Entries from a dataset of interfaces

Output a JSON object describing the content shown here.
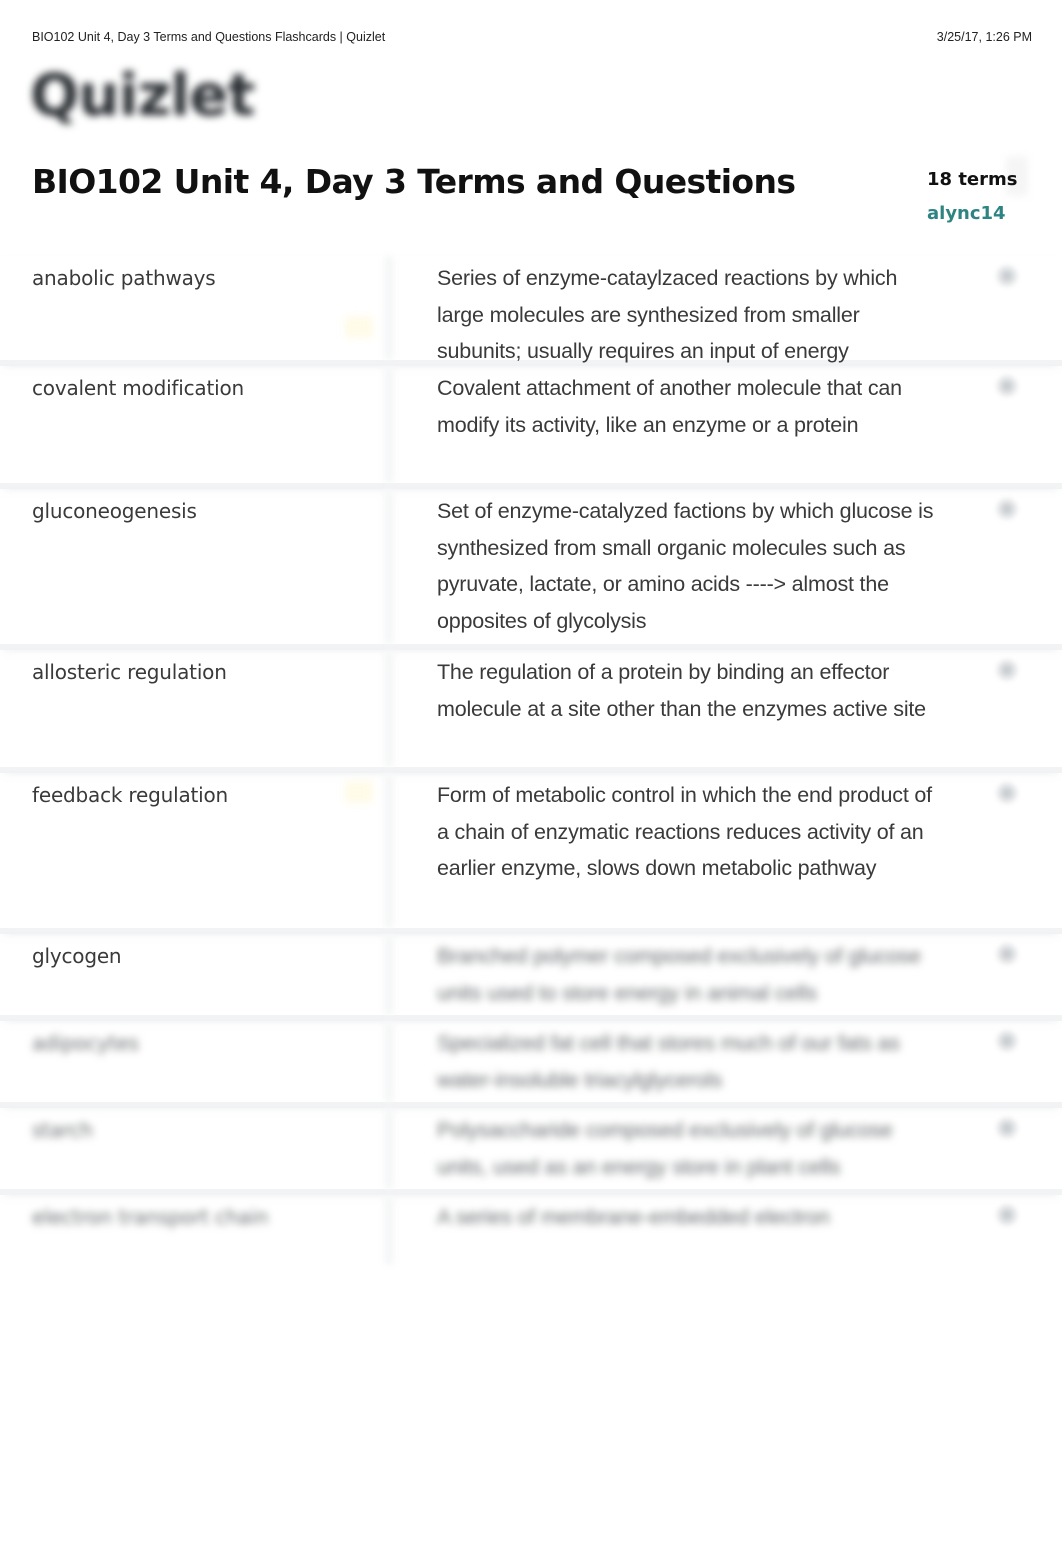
{
  "print_header": {
    "title": "BIO102 Unit 4, Day 3 Terms and Questions Flashcards | Quizlet",
    "date": "3/25/17, 1:26 PM"
  },
  "logo": {
    "text": "Quizlet"
  },
  "set": {
    "title": "BIO102 Unit 4, Day 3 Terms and Questions",
    "term_count": "18 terms",
    "author": "alync14",
    "author_color": "#2e8383"
  },
  "terms": [
    {
      "term": "anabolic pathways",
      "definition": "Series of enzyme-cataylzaced reactions by which large molecules are synthesized from smaller subunits; usually requires an input of energy",
      "icon": "star-icon"
    },
    {
      "term": "covalent modification",
      "definition": "Covalent attachment of another molecule that can modify its activity, like an enzyme or a protein",
      "icon": "star-icon"
    },
    {
      "term": "gluconeogenesis",
      "definition": "Set of enzyme-catalyzed factions by which glucose is synthesized from small organic molecules such as pyruvate, lactate, or amino acids ----> almost the opposites of glycolysis",
      "icon": "star-icon"
    },
    {
      "term": "allosteric regulation",
      "definition": "The regulation of a protein by binding an effector molecule at a site other than the enzymes active site",
      "icon": "star-icon"
    },
    {
      "term": "feedback regulation",
      "definition": "Form of metabolic control in which the end product of a chain of enzymatic reactions reduces activity of an earlier enzyme, slows down metabolic pathway",
      "icon": "star-icon"
    },
    {
      "term": "glycogen",
      "definition": "Branched polymer composed exclusively of glucose units used to store energy in animal cells",
      "icon": "star-icon"
    },
    {
      "term": "adipocytes",
      "definition": "Specialized fat cell that stores much of our fats as water-insoluble triacylglycerols",
      "icon": "star-icon"
    },
    {
      "term": "starch",
      "definition": "Polysaccharide composed exclusively of glucose units, used as an energy store in plant cells",
      "icon": "star-icon"
    },
    {
      "term": "electron transport chain",
      "definition": "A series of membrane-embedded electron",
      "icon": "star-icon"
    }
  ]
}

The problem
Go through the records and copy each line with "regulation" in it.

Exercise result
      "term": "allosteric regulation",
      "definition": "The regulation of a protein by binding an effector molecule at a site other than the enzymes active site",
      "term": "feedback regulation",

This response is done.